Smart cities – opportunities and challenges for SMEs
Smart cities represent a real business opportunity for SMEs. The global market for smart city solutions – from traffic light sensors to smartphone apps – and the additional services required to deploy them, such as cloud storage, could be worth £264 billion per year by 2020.
SMEs should be thinking about how they could use smart city technologies in their daily business lives,”
Helen Jales, Head of Strategic Propositions, Zurich
SMEs providing such solutions would need to consider their potential liabilities. For example, if a network of traffic light sensors designed to smooth traffic flow failed, or was hacked by cyber criminals, the consequences could be increased congestion or potentially a serious accident.
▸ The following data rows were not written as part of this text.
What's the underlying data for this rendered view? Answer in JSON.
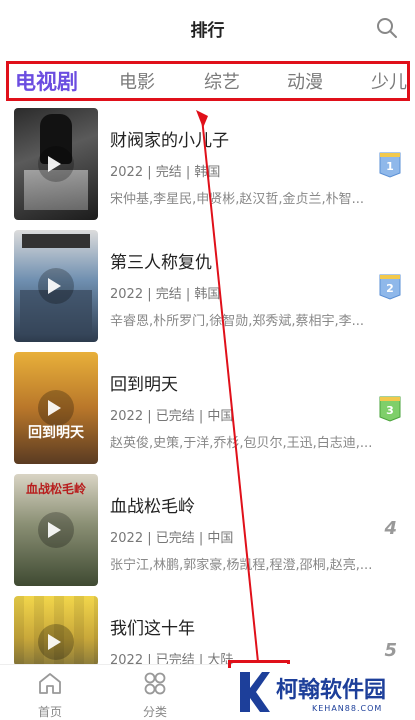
{
  "header": {
    "title": "排行",
    "search_icon": "search-icon"
  },
  "tabs": [
    {
      "label": "电视剧",
      "active": true
    },
    {
      "label": "电影",
      "active": false
    },
    {
      "label": "综艺",
      "active": false
    },
    {
      "label": "动漫",
      "active": false
    },
    {
      "label": "少儿",
      "active": false
    }
  ],
  "items": [
    {
      "title": "财阀家的小儿子",
      "meta": "2022 | 完结 | 韩国",
      "cast": "宋仲基,李星民,申贤彬,赵汉哲,金贞兰,朴智...",
      "rank": "1"
    },
    {
      "title": "第三人称复仇",
      "meta": "2022 | 完结 | 韩国",
      "cast": "辛睿恩,朴所罗门,徐智勋,郑秀斌,蔡相宇,李...",
      "rank": "2"
    },
    {
      "title": "回到明天",
      "meta": "2022 | 已完结 | 中国",
      "cast": "赵英俊,史策,于洋,乔杉,包贝尔,王迅,白志迪,...",
      "rank": "3"
    },
    {
      "title": "血战松毛岭",
      "meta": "2022 | 已完结 | 中国",
      "cast": "张宁江,林鹏,郭家豪,杨凯程,程澄,邵桐,赵亮,...",
      "rank": "4"
    },
    {
      "title": "我们这十年",
      "meta": "2022 | 已完结 | 大陆",
      "cast": "",
      "rank": "5"
    }
  ],
  "posters": [
    "回到明天",
    "血战松毛岭"
  ],
  "bottom_nav": [
    {
      "label": "首页",
      "icon": "home-icon"
    },
    {
      "label": "分类",
      "icon": "category-icon"
    }
  ],
  "watermark": {
    "name": "柯翰软件园",
    "domain": "KEHAN88.COM"
  },
  "colors": {
    "accent": "#6b4de0",
    "annotation": "#e0101a",
    "watermark": "#1d3f9a"
  }
}
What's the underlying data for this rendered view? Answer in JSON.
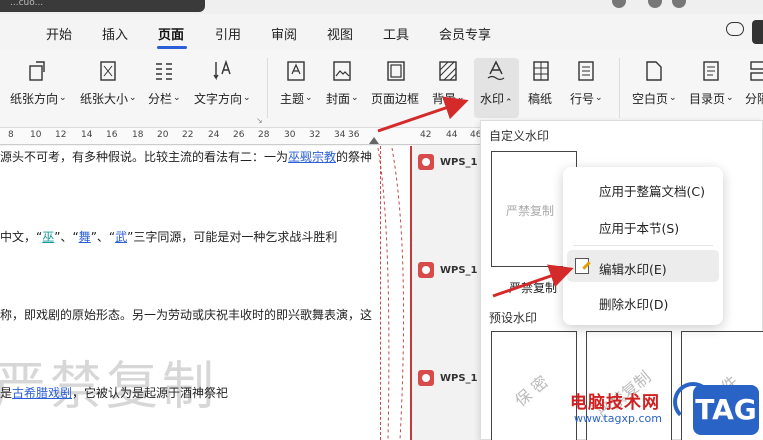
{
  "title_bar": {
    "doc_name": "...cuo..."
  },
  "menu": {
    "items": [
      "开始",
      "插入",
      "页面",
      "引用",
      "审阅",
      "视图",
      "工具",
      "会员专享"
    ],
    "active": "页面"
  },
  "ribbon": {
    "buttons": {
      "orientation": "纸张方向",
      "size": "纸张大小",
      "columns": "分栏",
      "text_direction": "文字方向",
      "theme": "主题",
      "cover": "封面",
      "page_border": "页面边框",
      "background": "背景",
      "watermark": "水印",
      "manuscript": "稿纸",
      "line_number": "行号",
      "blank_page": "空白页",
      "toc_page": "目录页",
      "section": "分隔"
    }
  },
  "ruler": {
    "ticks": [
      "8",
      "10",
      "12",
      "14",
      "16",
      "18",
      "20",
      "22",
      "24",
      "26",
      "28",
      "30",
      "32",
      "34",
      "36",
      "",
      "42",
      "44",
      "46"
    ]
  },
  "document": {
    "line1": "源头不可考，有多种假说。比较主流的看法有二：一为",
    "line1_link": "巫觋宗教",
    "line1_tail": "的祭神",
    "line2_pre": "中文，“",
    "line2_w1": "巫",
    "line2_mid1": "”、“",
    "line2_w2": "舞",
    "line2_mid2": "”、“",
    "line2_w3": "武",
    "line2_tail": "”三字同源，可能是对一种乞求战斗胜利",
    "line3": "称，即戏剧的原始形态。另一为劳动或庆祝丰收时的即兴歌舞表演，这",
    "line4_pre": "是",
    "line4_link": "古希腊戏剧",
    "line4_tail": "，它被认为是起源于酒神祭祀",
    "big_watermark": "严禁复制"
  },
  "comments": {
    "author": "WPS_1"
  },
  "watermark_panel": {
    "custom_header": "自定义水印",
    "custom_thumb_text": "严禁复制",
    "custom_label": "严禁复制",
    "preset_header": "预设水印",
    "preset_thumbs": [
      "保 密",
      "严禁复制",
      "原 件"
    ]
  },
  "context_menu": {
    "apply_all": "应用于整篇文档(C)",
    "apply_section": "应用于本节(S)",
    "edit": "编辑水印(E)",
    "delete": "删除水印(D)"
  },
  "site_logo": {
    "name": "电脑技术网",
    "url": "www.tagxp.com",
    "badge": "TAG"
  },
  "colors": {
    "accent": "#2b5fd9",
    "arrow": "#d42a2a",
    "logo_red": "#d02020",
    "logo_blue": "#2a63c6"
  }
}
An SME would need to consider what would happen if the incident could be traced back to a design fault they were responsible for, or a cyber-security incident they did not adequately protect themselves against.
While not every SME will be involved in developing smart city solutions, the crucial message for you to share with customers is that every business will be affected in some way.
Smart cities affect every business
The UK population is expected to rise by almost 10 million over the next 25 years and the extra pressure being placed on our infrastructure and resources can only increase the demand for new innovations and technologies that will hasten the growth of smart cities.
When deciding where to base their business, SMEs may start to consider how smart or connected a city is, to be just as important as traditional business considerations, such as transport links and business rates.
For now, though, the focus for SMEs should be on how these emerging technologies can benefit them.
“SMEs could start considering how they could use smart city technologies in their daily business lives,” adds Helen.
For more information on this and other emerging risks, please speak to your local Zurich contact.